The Touch Edition has very good font support, and all are scalable to five different sizes. A font-fusion engine from BitStream is supposed to support any font, specifically including Chinese, Korean, and Japanese.
Connecting: Connection is via a USB cable to a PC or Mac--unlike the Kindle 2, the unit has no wireless internet capability--quite a disappointment, and customers will have to pony up for the $400 Sony Reader Daily Edition to get this facility. The unit ships with Sony’s eBook Library software 3.0 to coordinate ebook transfers from computer to reader. There are slots for an SD card and a Memory Stick Pro Duo. You will be able to use the software with both PC and Mac computers and will enable you to read PDF, Word, BBeB, and other text files on the device. Bringing over personal files and ebooks is easy--a simple drag and drop maneuver.
You can get your ebooks from many sources of course, but Sony's eBook Store in August dropped the price of its New York Times Bestsellers from $11.99 to $9.99, the same as Amazon's Kindle. There is no support for Audible.com audiobooks, which is disappointing (but not surprising as it is owned by rival Amazon).

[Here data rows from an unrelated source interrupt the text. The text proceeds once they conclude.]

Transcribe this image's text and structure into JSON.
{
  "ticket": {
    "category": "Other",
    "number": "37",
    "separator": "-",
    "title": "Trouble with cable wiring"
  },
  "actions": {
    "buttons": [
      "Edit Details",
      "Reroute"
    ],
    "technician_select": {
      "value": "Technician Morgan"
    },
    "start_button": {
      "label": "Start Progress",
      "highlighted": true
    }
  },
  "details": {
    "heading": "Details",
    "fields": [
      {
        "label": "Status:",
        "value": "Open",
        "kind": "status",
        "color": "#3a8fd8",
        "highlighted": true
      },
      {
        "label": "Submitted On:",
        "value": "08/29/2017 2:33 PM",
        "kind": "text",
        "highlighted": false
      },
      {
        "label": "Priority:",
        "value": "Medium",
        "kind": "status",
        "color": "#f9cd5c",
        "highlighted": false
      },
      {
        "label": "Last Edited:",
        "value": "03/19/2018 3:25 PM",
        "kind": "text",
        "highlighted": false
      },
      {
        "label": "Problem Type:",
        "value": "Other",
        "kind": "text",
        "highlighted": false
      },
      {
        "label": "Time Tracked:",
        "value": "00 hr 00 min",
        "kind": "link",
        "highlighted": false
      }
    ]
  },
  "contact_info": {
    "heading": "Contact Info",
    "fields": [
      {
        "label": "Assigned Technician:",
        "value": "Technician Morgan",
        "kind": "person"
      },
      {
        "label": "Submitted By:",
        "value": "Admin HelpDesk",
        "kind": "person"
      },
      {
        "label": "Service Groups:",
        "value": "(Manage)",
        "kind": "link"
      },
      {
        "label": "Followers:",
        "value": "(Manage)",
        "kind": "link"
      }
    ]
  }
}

However, as a plus over the Kindle 2, Sony does make it much easier to get access to many open source or free ebooks. You can even go to other sites that have DRM free eBooks. That said, if you want a copyrighted book, Sony's eBook Library, trails Amazon dramatically in terms of book titles available for download , with some 100,000 when we checked. Sony has an incentive where you do get 100 free eBook Classics--older books which normally cost $1.99 each.
Accessories: The PRS 600 ships with a USB cable (used for charging as well as data transfer), sleeve, and quick start flyer. Software installers are cleverly pre-installed on the eReader, so there's no need to an installation CD.
The unit has drawn criticism compared to previous Sony Readers for not including a case as standard--only the flimsy neoprene sleeve which has no way of even closing fully. If you're shelling out this kind of money you really should purchase a more protective cover.
Optional accessories you can purchase include an AC Adapter ($20) and Cover with Light
($45). Note that this Sony Reader can use many accessories as previous models, such as the same PSP-style 5.2v charger used by the PRS 505 and PRS700.
Price: The Sony Reader Touch Edition retails for $299, $40 more than the Kindle 2 (and with less capability to boot, aside from the touchscreen). It is available in the US only at present.